Dipcadi crispum, in Afrikaans commonly known as the krului (curl onion), is a perennial deciduous geophyte reaching heights around 30 cm.
The coiled leaves have margins that are sometimes wavy and often crisped, usually ciliate; the hairs in picture long and whitish. The leaf-tips are sometimes acutely pointed, in picture rounded.
The flowers are brown to orange. Flowering happens from late autumn to after midwinter.
The species distribution is in the north of the Western Cape and the Northern Cape, possibly in Namibia. Known particularly around Clanwilliam, the plants grow in karoid winter rainfall conditions on stony slopes and flats. The species is not considered to be threatened in its habitat early in the twenty first century.

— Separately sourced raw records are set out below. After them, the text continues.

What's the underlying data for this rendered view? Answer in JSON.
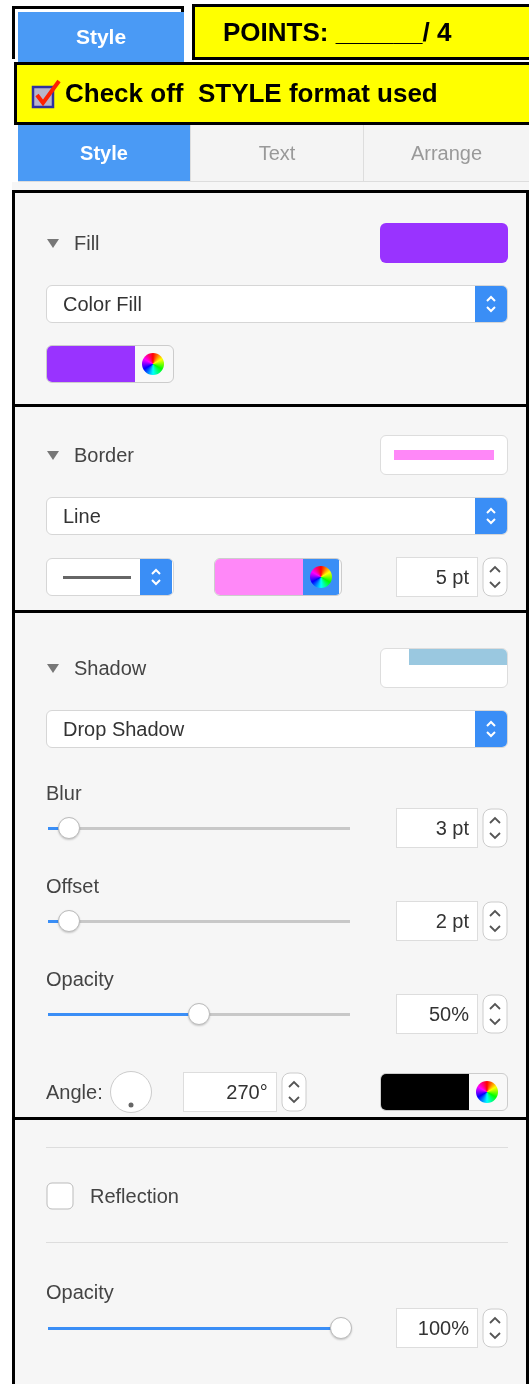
{
  "top_tab": {
    "label": "Style",
    "selected": true
  },
  "points": {
    "text": "POINTS: ______/ 4"
  },
  "checkoff": {
    "checked": true,
    "label": "Check off  STYLE format used"
  },
  "tabs": [
    {
      "label": "Style",
      "selected": true
    },
    {
      "label": "Text",
      "selected": false
    },
    {
      "label": "Arrange",
      "selected": false
    }
  ],
  "fill": {
    "title": "Fill",
    "expanded": true,
    "color": "#9933ff",
    "dropdown": "Color Fill"
  },
  "border": {
    "title": "Border",
    "expanded": true,
    "color": "#ff88f8",
    "dropdown": "Line",
    "size": "5 pt"
  },
  "shadow": {
    "title": "Shadow",
    "expanded": true,
    "dropdown": "Drop Shadow",
    "sliders": [
      {
        "label": "Blur",
        "level": 0.07,
        "value": "3 pt"
      },
      {
        "label": "Offset",
        "level": 0.07,
        "value": "2 pt"
      },
      {
        "label": "Opacity",
        "level": 0.5,
        "value": "50%"
      }
    ],
    "angle_label": "Angle:",
    "angle": "270°",
    "color": "#000000"
  },
  "reflection": {
    "checked": false,
    "label": "Reflection",
    "opacity_label": "Opacity",
    "opacity": {
      "level": 0.97,
      "value": "100%"
    }
  }
}
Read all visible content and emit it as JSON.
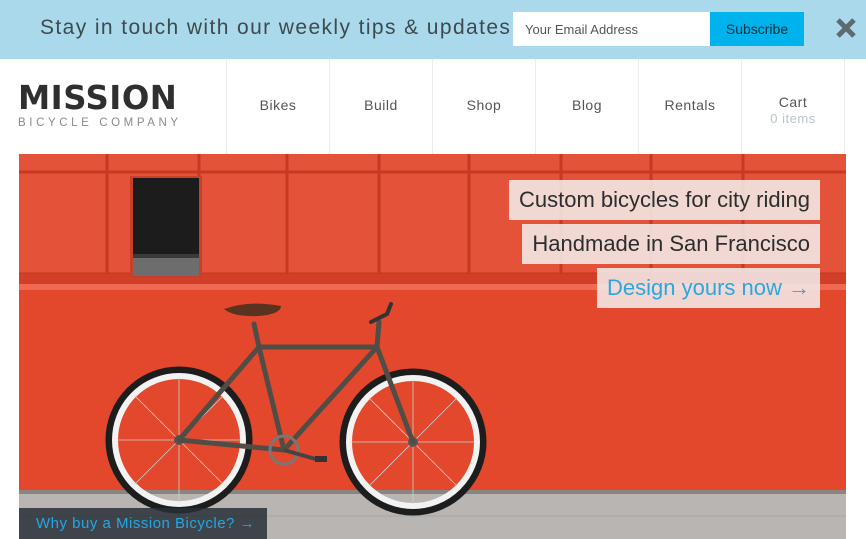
{
  "topbar": {
    "message": "Stay in touch with our weekly tips & updates:",
    "email_placeholder": "Your Email Address",
    "subscribe_label": "Subscribe",
    "close_icon": "close-icon"
  },
  "header": {
    "logo_main": "MISSION",
    "logo_sub": "BICYCLE COMPANY",
    "nav": {
      "bikes": "Bikes",
      "build": "Build",
      "shop": "Shop",
      "blog": "Blog",
      "rentals": "Rentals",
      "cart": "Cart",
      "cart_count": "0 items"
    }
  },
  "hero": {
    "tagline_1": "Custom bicycles for city riding",
    "tagline_2": "Handmade in San Francisco",
    "cta": "Design yours now →",
    "why_link": "Why buy a Mission Bicycle? →"
  },
  "colors": {
    "topbar_bg": "#a9d9ea",
    "subscribe_bg": "#00b3ec",
    "accent_link": "#2aa7e0",
    "wall_red": "#e0452d"
  }
}
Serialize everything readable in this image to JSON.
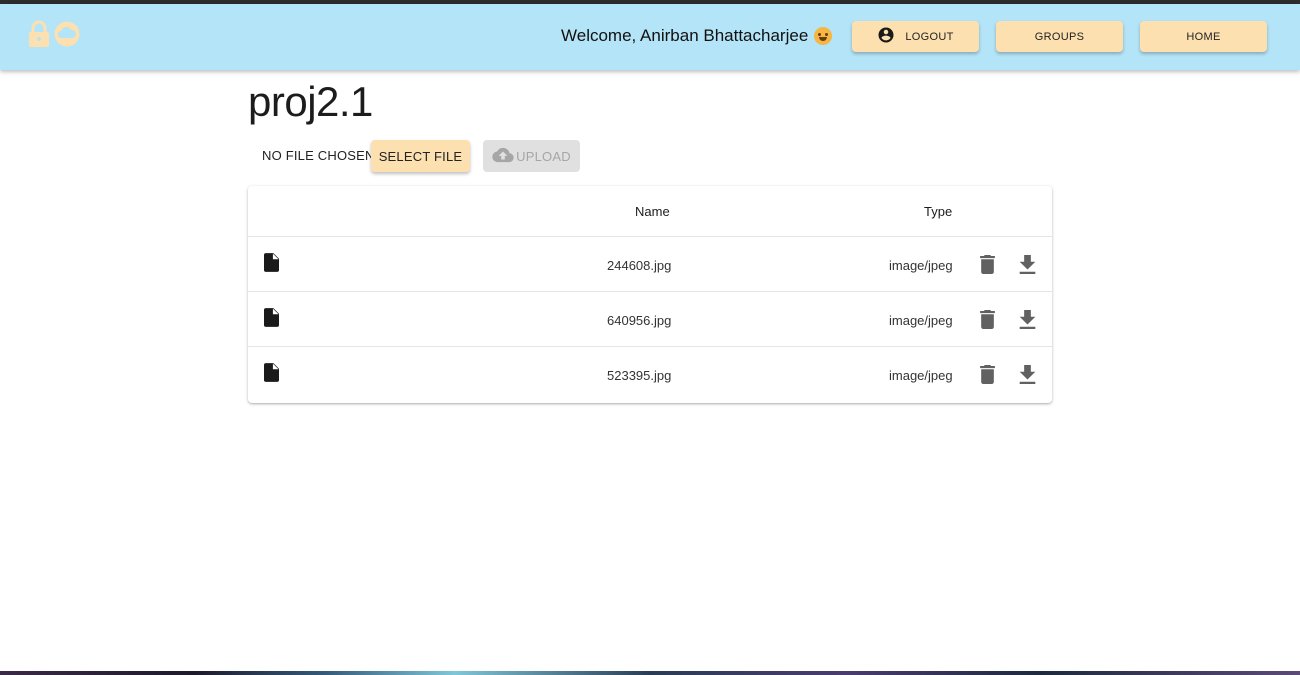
{
  "header": {
    "brand_icons": [
      "lock-icon",
      "cloud-icon"
    ],
    "welcome_text": "Welcome, Anirban Bhattacharjee",
    "welcome_emoji": "hugging-face-emoji",
    "logout_label": "LOGOUT",
    "logout_icon": "account-circle-icon",
    "groups_label": "GROUPS",
    "home_label": "HOME"
  },
  "project": {
    "title": "proj2.1"
  },
  "upload_bar": {
    "file_status": "NO FILE CHOSEN",
    "select_label": "SELECT FILE",
    "upload_label": "UPLOAD",
    "upload_icon": "cloud-upload-icon"
  },
  "files_table": {
    "columns": [
      "Name",
      "Type"
    ],
    "rows": [
      {
        "name": "244608.jpg",
        "type": "image/jpeg"
      },
      {
        "name": "640956.jpg",
        "type": "image/jpeg"
      },
      {
        "name": "523395.jpg",
        "type": "image/jpeg"
      }
    ],
    "row_icon": "file-icon",
    "action_icons": [
      "delete-icon",
      "download-icon"
    ]
  },
  "colors": {
    "appbar": "#b4e4f7",
    "button_accent": "#fde0b0",
    "brand_icon": "#fde0b0",
    "disabled": "#e0e0e0"
  }
}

The bulbs and leaves of some dipcadis are eaten by people, while some are noted to be poisonous. Hungry hunter-gatherers lived (and live) in a world that is dangerous in many ways, no less today than in the past. Whether D. crispum features in either category is unknown (Grenier, 2019; Bond and Goldblatt, 1984; Fox and Norwood Young, 1982; http://redlist.sanbi.org).